Progress to Date

  • Original Loan Amount: $204,000.00
  • Balance at Beginning of 5-year Goal (1/1/08): $188,983.82 @ 6.00%
  • Balance at Refinance in February 2009: $148,000.00 @ 4.625%
  • Outstanding Balance: $0.00 (PAID IN FULL!!!)
  • Latest Payment Date: April 2011
  • Latest Additional Principal Amount: $17,623.22
  • Amount Ahead of Schedule (since refinance): $121,462
  • Time Ahead of Schedule (since refinance): 7 years 10 months
  • Interest Saved Last Month: $23,972.48
  • Total Interest Saved: $28,435.55 ($1,037.74 on original mortgage; $27,397.81 on current mortgage)
  • Months Remaining in 5-year Goal: 20
  • Average Monthly Principal Needed to Meet Goal: N/A (Goal achieved)
  • Progress List Explained

Friday, July 1, 2011

Who I'm Working For

(Or should this entry's title be more correctly phrased as "For whom I'm working"?)

I became a first-time homeowner (aka mortgage holder) almost ten years ago.

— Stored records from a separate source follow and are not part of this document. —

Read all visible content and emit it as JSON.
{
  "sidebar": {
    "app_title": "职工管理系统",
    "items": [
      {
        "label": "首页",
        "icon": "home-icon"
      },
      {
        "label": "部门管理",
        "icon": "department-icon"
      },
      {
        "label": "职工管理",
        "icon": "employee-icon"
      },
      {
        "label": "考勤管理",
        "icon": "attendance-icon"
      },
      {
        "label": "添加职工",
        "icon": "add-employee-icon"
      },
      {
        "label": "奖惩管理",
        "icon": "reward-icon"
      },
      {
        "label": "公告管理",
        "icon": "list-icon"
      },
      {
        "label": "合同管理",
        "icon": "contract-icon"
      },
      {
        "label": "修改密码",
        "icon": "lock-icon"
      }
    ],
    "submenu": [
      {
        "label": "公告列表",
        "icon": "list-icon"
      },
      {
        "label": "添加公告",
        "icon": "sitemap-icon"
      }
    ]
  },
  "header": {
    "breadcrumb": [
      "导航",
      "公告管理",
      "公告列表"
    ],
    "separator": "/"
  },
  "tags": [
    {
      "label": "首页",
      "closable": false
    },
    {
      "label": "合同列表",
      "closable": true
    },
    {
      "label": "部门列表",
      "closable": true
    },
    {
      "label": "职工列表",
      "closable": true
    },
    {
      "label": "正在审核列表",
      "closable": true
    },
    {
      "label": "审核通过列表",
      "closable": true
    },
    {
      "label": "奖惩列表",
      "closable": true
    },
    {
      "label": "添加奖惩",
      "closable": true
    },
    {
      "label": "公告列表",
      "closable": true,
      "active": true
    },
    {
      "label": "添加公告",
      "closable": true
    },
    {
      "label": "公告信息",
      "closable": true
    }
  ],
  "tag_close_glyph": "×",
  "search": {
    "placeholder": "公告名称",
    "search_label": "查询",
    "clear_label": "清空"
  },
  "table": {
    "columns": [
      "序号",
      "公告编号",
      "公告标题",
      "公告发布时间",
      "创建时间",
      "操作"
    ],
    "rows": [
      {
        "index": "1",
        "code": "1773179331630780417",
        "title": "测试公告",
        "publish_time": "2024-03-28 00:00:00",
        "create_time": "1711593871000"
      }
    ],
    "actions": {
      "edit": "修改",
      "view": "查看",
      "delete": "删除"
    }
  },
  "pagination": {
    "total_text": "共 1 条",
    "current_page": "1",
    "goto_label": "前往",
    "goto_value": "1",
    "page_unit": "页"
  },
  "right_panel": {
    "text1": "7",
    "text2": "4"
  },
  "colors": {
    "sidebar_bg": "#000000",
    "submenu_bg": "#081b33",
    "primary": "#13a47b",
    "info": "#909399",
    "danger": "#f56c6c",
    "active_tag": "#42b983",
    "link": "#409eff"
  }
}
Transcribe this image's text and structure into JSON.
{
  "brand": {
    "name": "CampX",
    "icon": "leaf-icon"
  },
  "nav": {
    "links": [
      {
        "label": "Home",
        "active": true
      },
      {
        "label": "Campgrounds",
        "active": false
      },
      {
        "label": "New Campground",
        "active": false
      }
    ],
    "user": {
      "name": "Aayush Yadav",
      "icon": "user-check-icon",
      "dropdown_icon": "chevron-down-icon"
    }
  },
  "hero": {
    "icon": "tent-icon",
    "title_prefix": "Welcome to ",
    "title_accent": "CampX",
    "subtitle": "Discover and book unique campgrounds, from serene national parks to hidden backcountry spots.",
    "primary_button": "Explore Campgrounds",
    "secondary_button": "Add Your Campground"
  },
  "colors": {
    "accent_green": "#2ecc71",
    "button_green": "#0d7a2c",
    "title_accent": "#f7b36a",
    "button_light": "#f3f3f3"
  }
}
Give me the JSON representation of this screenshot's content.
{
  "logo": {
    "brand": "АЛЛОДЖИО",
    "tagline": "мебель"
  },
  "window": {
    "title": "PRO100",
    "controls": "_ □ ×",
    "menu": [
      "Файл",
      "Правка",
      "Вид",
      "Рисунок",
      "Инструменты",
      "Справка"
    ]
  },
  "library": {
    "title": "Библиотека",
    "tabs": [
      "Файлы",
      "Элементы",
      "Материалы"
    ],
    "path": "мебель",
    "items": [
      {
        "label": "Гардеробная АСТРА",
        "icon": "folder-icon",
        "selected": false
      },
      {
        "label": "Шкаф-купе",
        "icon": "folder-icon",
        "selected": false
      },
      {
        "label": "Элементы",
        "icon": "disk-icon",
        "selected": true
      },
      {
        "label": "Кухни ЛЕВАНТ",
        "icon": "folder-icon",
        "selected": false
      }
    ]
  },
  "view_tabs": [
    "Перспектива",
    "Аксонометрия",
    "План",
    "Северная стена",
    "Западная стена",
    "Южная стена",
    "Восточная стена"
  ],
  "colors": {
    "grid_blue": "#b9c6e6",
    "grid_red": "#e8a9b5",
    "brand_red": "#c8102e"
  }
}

From that time until May 2011, not a month passed when I was not obligated to send a mortgage payment to a lender. Although the monthly amounts were never financially crippling, they were also never trivial. Therefore, it was crucial that I maintained a steady income to support my housing.

Over the past decade, there have been several cycles in the economy and job market during which the prospect of maintaining steady employment seemed pretty bleak. When rumors of layoffs would circulate through the office, the collective level of fear would rise among the employees. When jobs were eventually cut, and colleagues let go, I remember feeling a mixed set of emotions: relief that my job remained, concern for friends and co-workers who had been terminated, disdain for the extra work that the remaining employees would have to pick up, and an uneasy feeling that another round of cuts would follow in the not-too-distant future.

Now that the mortgage is dead, work has become less emotional. Although my wife and I still have financial obligations to meet (including taxes, insurance, and consumption spending), none of these is as regular nor as substantial as the monthly mortgage payment used to be. Therefore, I have the feeling now that I am working more because I choose to do so (in order to improve my own financial situation), instead of working because the mortgage lender compels me to do so.

This doesn't mean I've suddenly started slacking off at work, acting like the protagonist of Office Space after his epiphany. However, mentally I feel more like work is something I choose to do -- because it matches my future goals -- instead of a task that has been chosen for me. So, to follow up with the title of this entry, I'm not working for the mortgage company. I'm working for me.

Webster defines "Freedom" as "
the absence of necessity, coercion, or constraint in choice or action". By paying off the mortgage I have given myself some additional freedom: to work, or not work, or work less or more. My wife benefits from this as well. It's a great reward for the completion of the project!